▸ **Problem requirements**
Tally the lines below that contain "gmail". The number is the whole answer.

▸ **Study material**
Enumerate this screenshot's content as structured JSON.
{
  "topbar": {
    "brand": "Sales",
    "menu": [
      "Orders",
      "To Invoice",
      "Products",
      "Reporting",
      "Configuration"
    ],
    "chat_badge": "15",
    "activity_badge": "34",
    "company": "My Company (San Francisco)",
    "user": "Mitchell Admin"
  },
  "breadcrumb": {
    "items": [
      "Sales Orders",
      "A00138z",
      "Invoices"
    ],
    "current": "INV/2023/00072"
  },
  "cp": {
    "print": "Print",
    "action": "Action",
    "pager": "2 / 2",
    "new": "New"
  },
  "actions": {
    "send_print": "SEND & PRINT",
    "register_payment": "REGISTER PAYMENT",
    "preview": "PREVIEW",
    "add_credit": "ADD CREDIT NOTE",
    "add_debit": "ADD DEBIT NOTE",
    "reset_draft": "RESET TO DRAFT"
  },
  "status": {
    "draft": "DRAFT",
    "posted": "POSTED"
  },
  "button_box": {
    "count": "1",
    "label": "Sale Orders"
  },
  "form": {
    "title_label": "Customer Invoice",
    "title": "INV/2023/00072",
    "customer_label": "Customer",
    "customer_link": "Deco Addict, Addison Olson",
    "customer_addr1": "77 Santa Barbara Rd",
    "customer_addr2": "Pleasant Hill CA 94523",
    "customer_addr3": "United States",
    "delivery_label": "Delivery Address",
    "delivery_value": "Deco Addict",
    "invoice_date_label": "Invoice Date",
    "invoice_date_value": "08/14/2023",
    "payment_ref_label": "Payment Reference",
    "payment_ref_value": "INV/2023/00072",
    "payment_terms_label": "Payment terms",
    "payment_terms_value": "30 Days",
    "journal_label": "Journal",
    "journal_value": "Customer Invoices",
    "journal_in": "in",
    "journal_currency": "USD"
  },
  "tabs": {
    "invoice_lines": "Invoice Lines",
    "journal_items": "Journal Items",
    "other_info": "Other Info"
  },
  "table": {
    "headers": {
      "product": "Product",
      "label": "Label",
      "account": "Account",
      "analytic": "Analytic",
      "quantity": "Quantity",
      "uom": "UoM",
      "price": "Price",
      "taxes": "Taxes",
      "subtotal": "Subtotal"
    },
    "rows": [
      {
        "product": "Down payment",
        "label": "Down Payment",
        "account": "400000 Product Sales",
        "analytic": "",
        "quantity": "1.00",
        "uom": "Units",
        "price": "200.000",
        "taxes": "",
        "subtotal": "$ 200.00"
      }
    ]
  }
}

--

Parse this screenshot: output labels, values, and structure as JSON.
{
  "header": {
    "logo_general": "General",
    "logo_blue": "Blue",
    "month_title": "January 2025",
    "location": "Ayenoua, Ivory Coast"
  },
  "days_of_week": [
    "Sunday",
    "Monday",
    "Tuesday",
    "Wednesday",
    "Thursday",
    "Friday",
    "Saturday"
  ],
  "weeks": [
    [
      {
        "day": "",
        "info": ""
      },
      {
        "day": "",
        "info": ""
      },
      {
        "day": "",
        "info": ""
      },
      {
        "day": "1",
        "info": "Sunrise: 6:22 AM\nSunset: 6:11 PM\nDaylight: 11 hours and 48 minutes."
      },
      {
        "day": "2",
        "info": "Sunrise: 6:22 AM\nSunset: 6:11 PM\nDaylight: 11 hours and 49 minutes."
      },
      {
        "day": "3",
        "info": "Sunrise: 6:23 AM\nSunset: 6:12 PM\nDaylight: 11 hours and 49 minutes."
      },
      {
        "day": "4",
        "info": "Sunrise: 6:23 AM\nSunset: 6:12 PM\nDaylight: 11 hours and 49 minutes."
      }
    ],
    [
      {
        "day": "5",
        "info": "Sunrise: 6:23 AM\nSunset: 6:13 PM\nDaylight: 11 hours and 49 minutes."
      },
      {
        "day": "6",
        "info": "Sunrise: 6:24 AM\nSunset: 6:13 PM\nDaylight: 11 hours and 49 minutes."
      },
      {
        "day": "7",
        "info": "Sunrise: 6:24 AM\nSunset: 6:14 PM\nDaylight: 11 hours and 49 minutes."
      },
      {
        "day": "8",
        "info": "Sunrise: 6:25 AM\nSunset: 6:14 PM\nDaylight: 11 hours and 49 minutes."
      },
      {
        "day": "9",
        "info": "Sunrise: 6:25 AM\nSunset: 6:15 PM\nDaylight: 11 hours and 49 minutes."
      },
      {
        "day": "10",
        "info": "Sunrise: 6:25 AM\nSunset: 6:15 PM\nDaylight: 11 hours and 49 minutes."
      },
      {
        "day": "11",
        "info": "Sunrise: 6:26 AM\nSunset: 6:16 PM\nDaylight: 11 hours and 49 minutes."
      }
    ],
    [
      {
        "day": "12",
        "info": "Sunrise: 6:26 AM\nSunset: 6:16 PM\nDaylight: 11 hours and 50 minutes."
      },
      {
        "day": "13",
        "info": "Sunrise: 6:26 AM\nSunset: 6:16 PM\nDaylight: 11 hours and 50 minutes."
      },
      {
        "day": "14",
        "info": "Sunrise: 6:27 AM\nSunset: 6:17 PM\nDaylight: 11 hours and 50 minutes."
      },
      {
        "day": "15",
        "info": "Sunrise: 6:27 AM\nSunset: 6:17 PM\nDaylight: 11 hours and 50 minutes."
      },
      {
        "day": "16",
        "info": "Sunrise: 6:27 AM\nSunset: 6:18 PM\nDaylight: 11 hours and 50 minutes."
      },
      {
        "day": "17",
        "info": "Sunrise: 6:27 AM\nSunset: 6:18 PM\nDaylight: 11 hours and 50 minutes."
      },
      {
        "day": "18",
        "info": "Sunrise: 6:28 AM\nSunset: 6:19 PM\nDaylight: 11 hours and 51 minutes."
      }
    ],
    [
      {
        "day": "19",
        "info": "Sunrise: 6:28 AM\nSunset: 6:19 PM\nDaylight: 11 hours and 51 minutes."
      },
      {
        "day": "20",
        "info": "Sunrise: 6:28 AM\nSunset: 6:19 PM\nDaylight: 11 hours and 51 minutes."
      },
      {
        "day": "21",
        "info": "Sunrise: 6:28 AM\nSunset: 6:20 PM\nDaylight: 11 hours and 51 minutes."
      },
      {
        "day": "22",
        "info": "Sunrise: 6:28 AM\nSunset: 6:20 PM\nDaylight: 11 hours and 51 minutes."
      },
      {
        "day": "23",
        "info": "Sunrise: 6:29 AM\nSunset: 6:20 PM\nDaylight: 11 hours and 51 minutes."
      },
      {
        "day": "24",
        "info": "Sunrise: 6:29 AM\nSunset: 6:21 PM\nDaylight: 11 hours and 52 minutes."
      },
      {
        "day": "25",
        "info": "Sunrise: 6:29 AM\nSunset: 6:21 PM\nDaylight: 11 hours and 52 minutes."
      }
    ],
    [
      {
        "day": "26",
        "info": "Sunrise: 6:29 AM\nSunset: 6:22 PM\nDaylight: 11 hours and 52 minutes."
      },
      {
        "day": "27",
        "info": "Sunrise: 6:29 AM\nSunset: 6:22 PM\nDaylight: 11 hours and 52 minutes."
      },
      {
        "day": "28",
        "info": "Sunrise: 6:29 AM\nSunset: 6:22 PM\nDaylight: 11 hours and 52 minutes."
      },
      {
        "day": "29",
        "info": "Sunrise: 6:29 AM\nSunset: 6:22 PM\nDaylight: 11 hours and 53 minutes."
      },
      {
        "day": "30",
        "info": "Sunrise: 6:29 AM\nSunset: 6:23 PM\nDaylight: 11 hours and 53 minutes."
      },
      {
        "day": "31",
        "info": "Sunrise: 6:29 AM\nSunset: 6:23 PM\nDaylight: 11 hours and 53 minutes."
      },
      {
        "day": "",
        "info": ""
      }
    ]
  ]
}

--

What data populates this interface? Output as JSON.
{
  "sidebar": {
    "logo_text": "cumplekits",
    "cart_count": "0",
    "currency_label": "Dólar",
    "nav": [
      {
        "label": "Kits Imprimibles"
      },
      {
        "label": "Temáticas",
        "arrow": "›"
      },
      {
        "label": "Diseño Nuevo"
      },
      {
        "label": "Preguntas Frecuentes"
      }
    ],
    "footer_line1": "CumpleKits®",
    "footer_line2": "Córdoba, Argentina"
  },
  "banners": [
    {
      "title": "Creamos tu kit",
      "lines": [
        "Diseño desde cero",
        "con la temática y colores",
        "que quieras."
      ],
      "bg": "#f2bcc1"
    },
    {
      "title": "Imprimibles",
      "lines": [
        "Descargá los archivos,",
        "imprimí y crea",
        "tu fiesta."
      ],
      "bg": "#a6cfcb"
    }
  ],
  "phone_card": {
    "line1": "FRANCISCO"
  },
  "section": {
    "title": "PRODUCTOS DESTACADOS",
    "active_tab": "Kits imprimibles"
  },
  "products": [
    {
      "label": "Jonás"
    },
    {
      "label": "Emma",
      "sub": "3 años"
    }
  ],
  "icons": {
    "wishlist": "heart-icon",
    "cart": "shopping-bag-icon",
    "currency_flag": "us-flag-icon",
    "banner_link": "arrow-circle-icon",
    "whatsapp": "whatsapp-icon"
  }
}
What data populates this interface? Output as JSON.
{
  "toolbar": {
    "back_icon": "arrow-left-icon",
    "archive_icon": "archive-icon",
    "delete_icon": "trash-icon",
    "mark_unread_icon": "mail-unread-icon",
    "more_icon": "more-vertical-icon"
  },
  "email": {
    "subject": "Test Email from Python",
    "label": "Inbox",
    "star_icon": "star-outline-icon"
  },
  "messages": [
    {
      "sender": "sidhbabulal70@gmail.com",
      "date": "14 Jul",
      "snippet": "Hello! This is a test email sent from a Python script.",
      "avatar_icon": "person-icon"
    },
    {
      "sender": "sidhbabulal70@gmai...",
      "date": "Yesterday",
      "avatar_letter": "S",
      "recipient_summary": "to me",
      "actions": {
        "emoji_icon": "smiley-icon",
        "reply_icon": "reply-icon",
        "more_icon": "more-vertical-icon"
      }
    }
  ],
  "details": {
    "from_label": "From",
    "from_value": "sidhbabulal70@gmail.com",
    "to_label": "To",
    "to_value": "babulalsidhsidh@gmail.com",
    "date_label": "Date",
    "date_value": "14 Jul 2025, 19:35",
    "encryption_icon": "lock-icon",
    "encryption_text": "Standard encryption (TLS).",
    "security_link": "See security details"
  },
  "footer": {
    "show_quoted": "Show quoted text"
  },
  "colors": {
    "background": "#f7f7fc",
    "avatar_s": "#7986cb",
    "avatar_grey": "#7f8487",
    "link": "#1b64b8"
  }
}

▸ **Task solution**
3